1. Dialogue should sound organic. Answers don’t necessarily follow questions, not directly, anyway. The answer can change the subject. The answer sometimes doesn’t reflect the question. This is one way to make dialogue surprising.

2. Dialogue doesn’t indicate emotion. It shows emotion. No “he exclaimed” or “he whimpered” to indicate. Search your imagination for dialogue whose words show exclamation or whimpering. Or use gestures that might match these feelings.

3. Dialogue should be motivated by both character and situation. Rent Pulp Fiction. Eaarly in the movie, you’ll notice how there’s very little of the explanation of the hit mens’ plans in their dialogue. Jules and Vincent (Samuel L. Jackson and John Travolta) say:

“We should have shotguns for this kind of deal.”
“How many up there?”
“Three or four.”
“Counting our guy?”
“I’m not sure.”
“So there could be up to five guys in there.”
“It’s possible.”
“We should have fuckin’ shotguns.”

These fellows stand in front of a car trunk while they talk this over, loading .45s. Their plan must to be kill someone, several people. Nary a word is said about the plan directly.

In dialogue, the central thing is not named, so it can gain power during the scene.

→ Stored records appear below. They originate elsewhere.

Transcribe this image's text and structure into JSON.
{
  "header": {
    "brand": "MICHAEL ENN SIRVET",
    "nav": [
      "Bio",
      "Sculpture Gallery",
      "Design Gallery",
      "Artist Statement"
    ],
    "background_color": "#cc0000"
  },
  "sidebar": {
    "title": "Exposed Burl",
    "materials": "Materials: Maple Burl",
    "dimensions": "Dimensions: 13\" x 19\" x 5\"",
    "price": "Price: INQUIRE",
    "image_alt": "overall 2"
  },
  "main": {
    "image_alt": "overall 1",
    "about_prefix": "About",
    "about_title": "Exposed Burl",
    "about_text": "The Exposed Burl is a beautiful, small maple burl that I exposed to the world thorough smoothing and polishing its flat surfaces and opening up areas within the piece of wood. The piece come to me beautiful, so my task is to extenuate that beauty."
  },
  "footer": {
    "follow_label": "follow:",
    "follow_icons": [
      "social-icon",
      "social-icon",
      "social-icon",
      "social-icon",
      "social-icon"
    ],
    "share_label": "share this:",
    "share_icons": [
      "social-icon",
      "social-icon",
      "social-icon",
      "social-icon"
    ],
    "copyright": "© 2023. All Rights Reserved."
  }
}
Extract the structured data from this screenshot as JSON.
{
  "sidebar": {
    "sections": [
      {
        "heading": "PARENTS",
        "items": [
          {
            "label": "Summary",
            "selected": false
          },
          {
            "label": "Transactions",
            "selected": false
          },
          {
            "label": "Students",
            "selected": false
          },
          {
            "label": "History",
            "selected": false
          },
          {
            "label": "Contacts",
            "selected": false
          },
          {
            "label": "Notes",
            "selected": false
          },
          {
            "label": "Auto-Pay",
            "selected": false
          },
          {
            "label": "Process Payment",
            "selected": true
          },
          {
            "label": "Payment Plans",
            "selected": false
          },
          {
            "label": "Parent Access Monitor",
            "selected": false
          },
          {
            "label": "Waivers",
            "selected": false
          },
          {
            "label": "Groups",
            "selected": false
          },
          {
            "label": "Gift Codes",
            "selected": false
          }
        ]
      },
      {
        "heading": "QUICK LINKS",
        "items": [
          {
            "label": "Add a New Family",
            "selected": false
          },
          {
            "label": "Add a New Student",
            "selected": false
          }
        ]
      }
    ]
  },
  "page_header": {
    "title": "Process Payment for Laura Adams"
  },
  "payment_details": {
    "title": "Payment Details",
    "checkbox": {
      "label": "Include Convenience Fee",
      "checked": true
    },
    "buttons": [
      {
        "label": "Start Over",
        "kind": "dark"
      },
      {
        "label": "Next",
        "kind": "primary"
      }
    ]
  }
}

Oh, and the shorter the dialogue per character (total number of sentences), the better. People don’t speak in long sentences (most people, anyway). Too many sentences and you have a speech. Leave that for the sequel, the narrative writing that follows the scene.